Sheffield must invest in creating a much fitter and healthier city, says Westfield Health chief
The World Health Organisation has estimated increasing physical exercise would save five million lives and $68 billion.
This, together with its benefits shown throughout the pandemic and the risks associated with not doing so, should stimulate action both individually, organisational and governmental as the arrival of vaccines gives us hope for a safer future.
Sheffield is fortunate to have easy access to the Peak District, many parks and, due to foresight of our council, numerous sports and leisure facilities, complemented by numerous commercial operators. However, their maintenance and improvements are a discretionary expense that has to compete with other demands.
National Government must now realise that the economy and health are inextricably linked and fund local government to properly resource such facilities as a mandatory obligation.
During the current crisis pavements were widened and some city centre roads narrowed and blocked. As we recover from the coronavirus we have to move to making more areas traffic free to stimulate cycling and walking in the interests of our health.
However, in doing so, I am sure the new SCC leadership recognises the need to effectively communicate the benefits, mitigate the negatives and ensure there is sufficient support from all stakeholders to make this a permanent feature.
Individually we can take more responsibility for our own health by exercising more.

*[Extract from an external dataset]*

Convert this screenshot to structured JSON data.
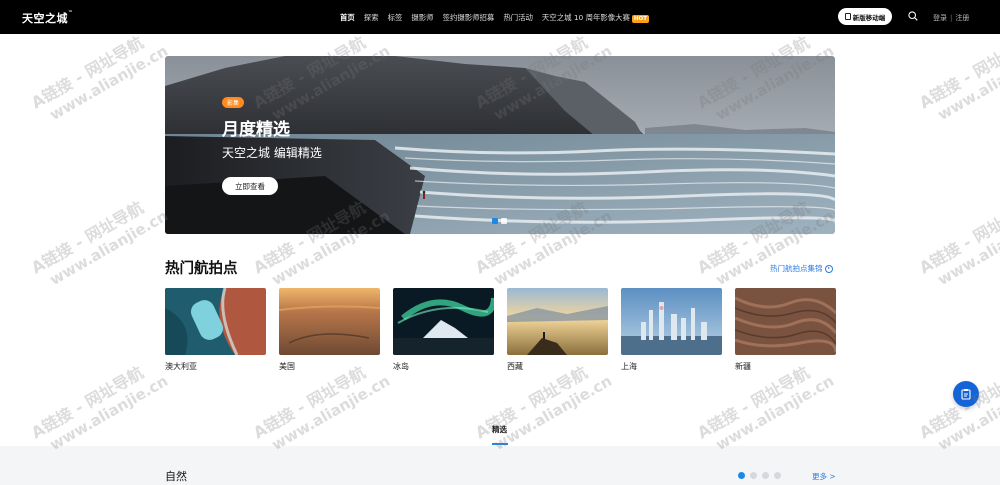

Just walking a few extra steps will be beneficial as not everyone will be motivated to attend gyms. However, those that are interested find they are not at all intimidating to newcomers and such operators are experienced in welcoming and supporting newcomers, as I myself found.
Employers also have seen the benefits of healthy employees being productive ones and enlightened ones, seeing investment in health and well-being as a shrewd investment not a cost.
Public transport will be key to having a healthier city and extending provision and opening up disused railway stations would have enormous benefit.
The opportunity is there for a healthier country and bold investment in every locality that will pay dividends.
The pandemic has been too costly in lives and livelihoods not to take it.
In these confusing and worrying times, local journalism is more vital than ever. Thanks to everyone who helps us ask the questions that matter by taking out a digital subscription or buying a paper. We stand together. Nancy Fielder, editor.